Website and app data records

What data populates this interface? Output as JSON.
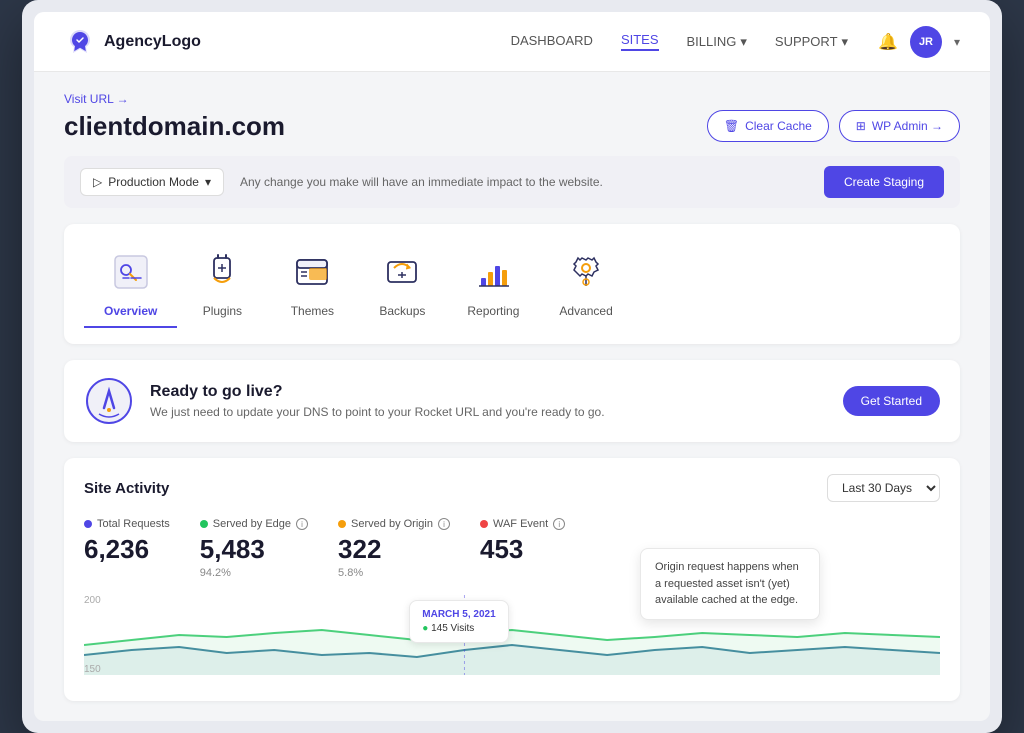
{
  "header": {
    "logo_text": "AgencyLogo",
    "nav": {
      "dashboard": "DASHBOARD",
      "sites": "SITES",
      "billing": "BILLING",
      "support": "SUPPORT"
    },
    "avatar_initials": "JR"
  },
  "breadcrumb": {
    "visit_url": "Visit URL →"
  },
  "site": {
    "domain": "clientdomain.com",
    "clear_cache_label": "Clear Cache",
    "wp_admin_label": "WP Admin →",
    "mode_label": "Production Mode",
    "mode_notice": "Any change you make will have an immediate impact to the website.",
    "create_staging_label": "Create Staging"
  },
  "tabs": [
    {
      "id": "overview",
      "label": "Overview",
      "active": true
    },
    {
      "id": "plugins",
      "label": "Plugins",
      "active": false
    },
    {
      "id": "themes",
      "label": "Themes",
      "active": false
    },
    {
      "id": "backups",
      "label": "Backups",
      "active": false
    },
    {
      "id": "reporting",
      "label": "Reporting",
      "active": false
    },
    {
      "id": "advanced",
      "label": "Advanced",
      "active": false
    }
  ],
  "ready_banner": {
    "title": "Ready to go live?",
    "description": "We just need to update your DNS to point to your Rocket URL and you're ready to go.",
    "button_label": "Get Started"
  },
  "activity": {
    "title": "Site Activity",
    "period_label": "Last 30 Days",
    "stats": [
      {
        "label": "Total Requests",
        "dot_color": "#4f46e5",
        "value": "6,236",
        "sub": ""
      },
      {
        "label": "Served by Edge",
        "dot_color": "#22c55e",
        "value": "5,483",
        "sub": "94.2%"
      },
      {
        "label": "Served by Origin",
        "dot_color": "#f59e0b",
        "value": "322",
        "sub": "5.8%"
      },
      {
        "label": "WAF Event",
        "dot_color": "#ef4444",
        "value": "453",
        "sub": ""
      }
    ],
    "tooltip_text": "Origin request happens when a requested asset isn't (yet) available cached at the edge.",
    "chart_tooltip": {
      "date": "MARCH 5, 2021",
      "visits": "145 Visits"
    },
    "y_labels": [
      "200",
      "150"
    ]
  }
}
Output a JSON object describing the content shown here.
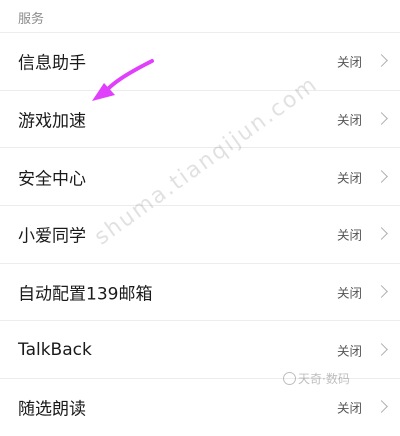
{
  "section": {
    "title": "服务"
  },
  "items": [
    {
      "label": "信息助手",
      "status": "关闭"
    },
    {
      "label": "游戏加速",
      "status": "关闭"
    },
    {
      "label": "安全中心",
      "status": "关闭"
    },
    {
      "label": "小爱同学",
      "status": "关闭"
    },
    {
      "label": "自动配置139邮箱",
      "status": "关闭"
    },
    {
      "label": "TalkBack",
      "status": "关闭"
    },
    {
      "label": "随选朗读",
      "status": "关闭"
    }
  ],
  "watermark": {
    "text": "shuma.tianqijun.com",
    "logo_text": "天奇·数码"
  },
  "colors": {
    "annotation_arrow": "#e040fb",
    "divider": "#ececec",
    "status_text": "#555555",
    "chevron": "#b0b0b0"
  },
  "icons": {
    "chevron": "chevron-right-icon",
    "arrow": "annotation-arrow"
  }
}
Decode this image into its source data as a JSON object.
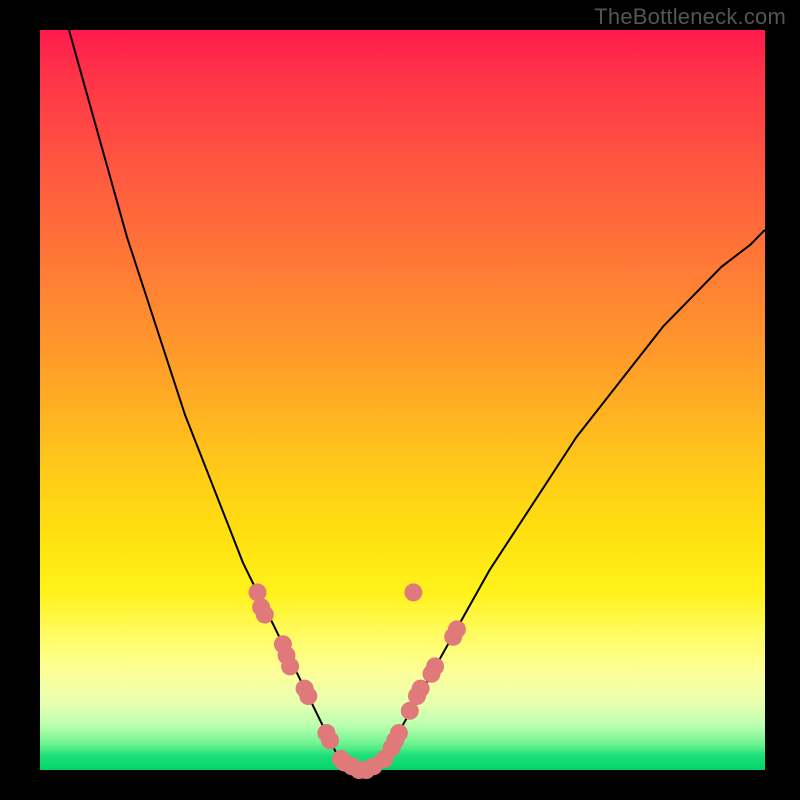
{
  "watermark": "TheBottleneck.com",
  "colors": {
    "marker": "#e07a7a",
    "curve": "#000000",
    "frame": "#000000"
  },
  "chart_data": {
    "type": "line",
    "title": "",
    "xlabel": "",
    "ylabel": "",
    "xlim": [
      0,
      100
    ],
    "ylim": [
      0,
      100
    ],
    "grid": false,
    "series": [
      {
        "name": "left-branch",
        "x": [
          4,
          6,
          8,
          10,
          12,
          14,
          16,
          18,
          20,
          22,
          24,
          26,
          28,
          30,
          32,
          34,
          36,
          38,
          40,
          41,
          42
        ],
        "y": [
          100,
          93,
          86,
          79,
          72,
          66,
          60,
          54,
          48,
          43,
          38,
          33,
          28,
          24,
          20,
          16,
          12,
          8,
          4,
          2,
          1
        ]
      },
      {
        "name": "valley",
        "x": [
          42,
          43,
          44,
          45,
          46,
          47
        ],
        "y": [
          1,
          0.5,
          0,
          0,
          0.5,
          1
        ]
      },
      {
        "name": "right-branch",
        "x": [
          47,
          50,
          54,
          58,
          62,
          66,
          70,
          74,
          78,
          82,
          86,
          90,
          94,
          98,
          100
        ],
        "y": [
          1,
          6,
          13,
          20,
          27,
          33,
          39,
          45,
          50,
          55,
          60,
          64,
          68,
          71,
          73
        ]
      }
    ],
    "markers": {
      "name": "highlighted-points",
      "points": [
        {
          "x": 30,
          "y": 24
        },
        {
          "x": 30.5,
          "y": 22
        },
        {
          "x": 31,
          "y": 21
        },
        {
          "x": 33.5,
          "y": 17
        },
        {
          "x": 34,
          "y": 15.5
        },
        {
          "x": 34.5,
          "y": 14
        },
        {
          "x": 36.5,
          "y": 11
        },
        {
          "x": 37,
          "y": 10
        },
        {
          "x": 39.5,
          "y": 5
        },
        {
          "x": 40,
          "y": 4
        },
        {
          "x": 41.5,
          "y": 1.5
        },
        {
          "x": 42,
          "y": 1
        },
        {
          "x": 43,
          "y": 0.5
        },
        {
          "x": 44,
          "y": 0
        },
        {
          "x": 45,
          "y": 0
        },
        {
          "x": 46,
          "y": 0.5
        },
        {
          "x": 47.5,
          "y": 1.5
        },
        {
          "x": 48.5,
          "y": 3
        },
        {
          "x": 49,
          "y": 4
        },
        {
          "x": 49.5,
          "y": 5
        },
        {
          "x": 51,
          "y": 8
        },
        {
          "x": 52,
          "y": 10
        },
        {
          "x": 52.5,
          "y": 11
        },
        {
          "x": 54,
          "y": 13
        },
        {
          "x": 54.5,
          "y": 14
        },
        {
          "x": 57,
          "y": 18
        },
        {
          "x": 57.5,
          "y": 19
        },
        {
          "x": 51.5,
          "y": 24
        }
      ]
    }
  }
}
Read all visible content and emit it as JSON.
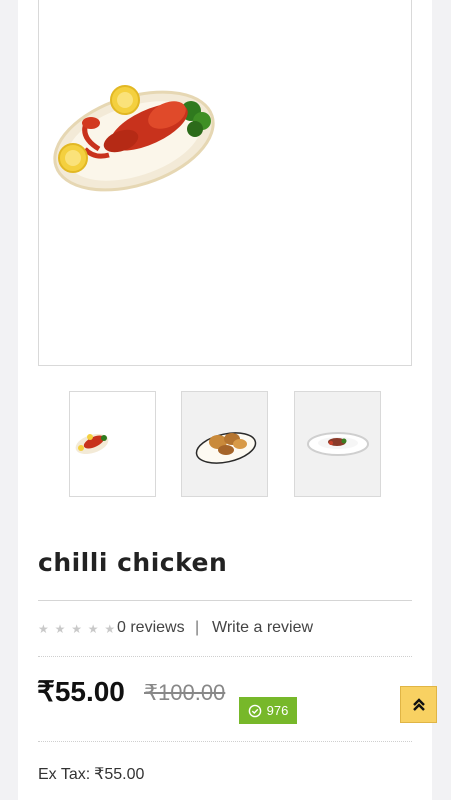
{
  "product": {
    "name": "chilli chicken",
    "images": {
      "main": "lobster-dish-image",
      "thumbnails": [
        "lobster-dish-thumbnail",
        "fried-chicken-dish-thumbnail",
        "plated-dish-thumbnail"
      ]
    }
  },
  "rating": {
    "stars_filled": 0,
    "stars_total": 5,
    "reviews_label": "0 reviews",
    "separator": "|",
    "write_review_label": "Write a review"
  },
  "pricing": {
    "price": "₹55.00",
    "old_price": "₹100.00",
    "points": "976",
    "ex_tax_label": "Ex Tax:",
    "ex_tax_value": "₹55.00"
  },
  "ui": {
    "star_icon": "★",
    "scroll_top_icon": "double-chevron-up-icon",
    "badge_color": "#77b82a",
    "scroll_button_color": "#f8d162"
  }
}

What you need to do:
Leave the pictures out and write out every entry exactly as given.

Expected answer:
What data populates this interface? Output as JSON.
{
  "header": {
    "logo_text": "AgencyLogo",
    "nav": {
      "dashboard": "DASHBOARD",
      "sites": "SITES",
      "billing": "BILLING",
      "support": "SUPPORT"
    },
    "avatar_initials": "JR"
  },
  "breadcrumb": {
    "visit_url": "Visit URL →"
  },
  "site": {
    "domain": "clientdomain.com",
    "clear_cache_label": "Clear Cache",
    "wp_admin_label": "WP Admin →",
    "mode_label": "Production Mode",
    "mode_notice": "Any change you make will have an immediate impact to the website.",
    "create_staging_label": "Create Staging"
  },
  "tabs": [
    {
      "id": "overview",
      "label": "Overview",
      "active": true
    },
    {
      "id": "plugins",
      "label": "Plugins",
      "active": false
    },
    {
      "id": "themes",
      "label": "Themes",
      "active": false
    },
    {
      "id": "backups",
      "label": "Backups",
      "active": false
    },
    {
      "id": "reporting",
      "label": "Reporting",
      "active": false
    },
    {
      "id": "advanced",
      "label": "Advanced",
      "active": false
    }
  ],
  "ready_banner": {
    "title": "Ready to go live?",
    "description": "We just need to update your DNS to point to your Rocket URL and you're ready to go.",
    "button_label": "Get Started"
  },
  "activity": {
    "title": "Site Activity",
    "period_label": "Last 30 Days",
    "stats": [
      {
        "label": "Total Requests",
        "dot_color": "#4f46e5",
        "value": "6,236",
        "sub": ""
      },
      {
        "label": "Served by Edge",
        "dot_color": "#22c55e",
        "value": "5,483",
        "sub": "94.2%"
      },
      {
        "label": "Served by Origin",
        "dot_color": "#f59e0b",
        "value": "322",
        "sub": "5.8%"
      },
      {
        "label": "WAF Event",
        "dot_color": "#ef4444",
        "value": "453",
        "sub": ""
      }
    ],
    "tooltip_text": "Origin request happens when a requested asset isn't (yet) available cached at the edge.",
    "chart_tooltip": {
      "date": "MARCH 5, 2021",
      "visits": "145 Visits"
    },
    "y_labels": [
      "200",
      "150"
    ]
  }
}
Output a JSON object describing the content shown here.
{
  "section": {
    "title": "服务"
  },
  "items": [
    {
      "label": "信息助手",
      "status": "关闭"
    },
    {
      "label": "游戏加速",
      "status": "关闭"
    },
    {
      "label": "安全中心",
      "status": "关闭"
    },
    {
      "label": "小爱同学",
      "status": "关闭"
    },
    {
      "label": "自动配置139邮箱",
      "status": "关闭"
    },
    {
      "label": "TalkBack",
      "status": "关闭"
    },
    {
      "label": "随选朗读",
      "status": "关闭"
    }
  ],
  "watermark": {
    "text": "shuma.tianqijun.com",
    "logo_text": "天奇·数码"
  },
  "colors": {
    "annotation_arrow": "#e040fb",
    "divider": "#ececec",
    "status_text": "#555555",
    "chevron": "#b0b0b0"
  },
  "icons": {
    "chevron": "chevron-right-icon",
    "arrow": "annotation-arrow"
  }
}
Decode this image into its source data as a JSON object.
{
  "watermark": "TheBottleneck.com",
  "colors": {
    "marker": "#e07a7a",
    "curve": "#000000",
    "frame": "#000000"
  },
  "chart_data": {
    "type": "line",
    "title": "",
    "xlabel": "",
    "ylabel": "",
    "xlim": [
      0,
      100
    ],
    "ylim": [
      0,
      100
    ],
    "grid": false,
    "series": [
      {
        "name": "left-branch",
        "x": [
          4,
          6,
          8,
          10,
          12,
          14,
          16,
          18,
          20,
          22,
          24,
          26,
          28,
          30,
          32,
          34,
          36,
          38,
          40,
          41,
          42
        ],
        "y": [
          100,
          93,
          86,
          79,
          72,
          66,
          60,
          54,
          48,
          43,
          38,
          33,
          28,
          24,
          20,
          16,
          12,
          8,
          4,
          2,
          1
        ]
      },
      {
        "name": "valley",
        "x": [
          42,
          43,
          44,
          45,
          46,
          47
        ],
        "y": [
          1,
          0.5,
          0,
          0,
          0.5,
          1
        ]
      },
      {
        "name": "right-branch",
        "x": [
          47,
          50,
          54,
          58,
          62,
          66,
          70,
          74,
          78,
          82,
          86,
          90,
          94,
          98,
          100
        ],
        "y": [
          1,
          6,
          13,
          20,
          27,
          33,
          39,
          45,
          50,
          55,
          60,
          64,
          68,
          71,
          73
        ]
      }
    ],
    "markers": {
      "name": "highlighted-points",
      "points": [
        {
          "x": 30,
          "y": 24
        },
        {
          "x": 30.5,
          "y": 22
        },
        {
          "x": 31,
          "y": 21
        },
        {
          "x": 33.5,
          "y": 17
        },
        {
          "x": 34,
          "y": 15.5
        },
        {
          "x": 34.5,
          "y": 14
        },
        {
          "x": 36.5,
          "y": 11
        },
        {
          "x": 37,
          "y": 10
        },
        {
          "x": 39.5,
          "y": 5
        },
        {
          "x": 40,
          "y": 4
        },
        {
          "x": 41.5,
          "y": 1.5
        },
        {
          "x": 42,
          "y": 1
        },
        {
          "x": 43,
          "y": 0.5
        },
        {
          "x": 44,
          "y": 0
        },
        {
          "x": 45,
          "y": 0
        },
        {
          "x": 46,
          "y": 0.5
        },
        {
          "x": 47.5,
          "y": 1.5
        },
        {
          "x": 48.5,
          "y": 3
        },
        {
          "x": 49,
          "y": 4
        },
        {
          "x": 49.5,
          "y": 5
        },
        {
          "x": 51,
          "y": 8
        },
        {
          "x": 52,
          "y": 10
        },
        {
          "x": 52.5,
          "y": 11
        },
        {
          "x": 54,
          "y": 13
        },
        {
          "x": 54.5,
          "y": 14
        },
        {
          "x": 57,
          "y": 18
        },
        {
          "x": 57.5,
          "y": 19
        },
        {
          "x": 51.5,
          "y": 24
        }
      ]
    }
  }
}
Read all visible content and emit it as JSON.
{
  "product": {
    "name": "chilli chicken",
    "images": {
      "main": "lobster-dish-image",
      "thumbnails": [
        "lobster-dish-thumbnail",
        "fried-chicken-dish-thumbnail",
        "plated-dish-thumbnail"
      ]
    }
  },
  "rating": {
    "stars_filled": 0,
    "stars_total": 5,
    "reviews_label": "0 reviews",
    "separator": "|",
    "write_review_label": "Write a review"
  },
  "pricing": {
    "price": "₹55.00",
    "old_price": "₹100.00",
    "points": "976",
    "ex_tax_label": "Ex Tax:",
    "ex_tax_value": "₹55.00"
  },
  "ui": {
    "star_icon": "★",
    "scroll_top_icon": "double-chevron-up-icon",
    "badge_color": "#77b82a",
    "scroll_button_color": "#f8d162"
  }
}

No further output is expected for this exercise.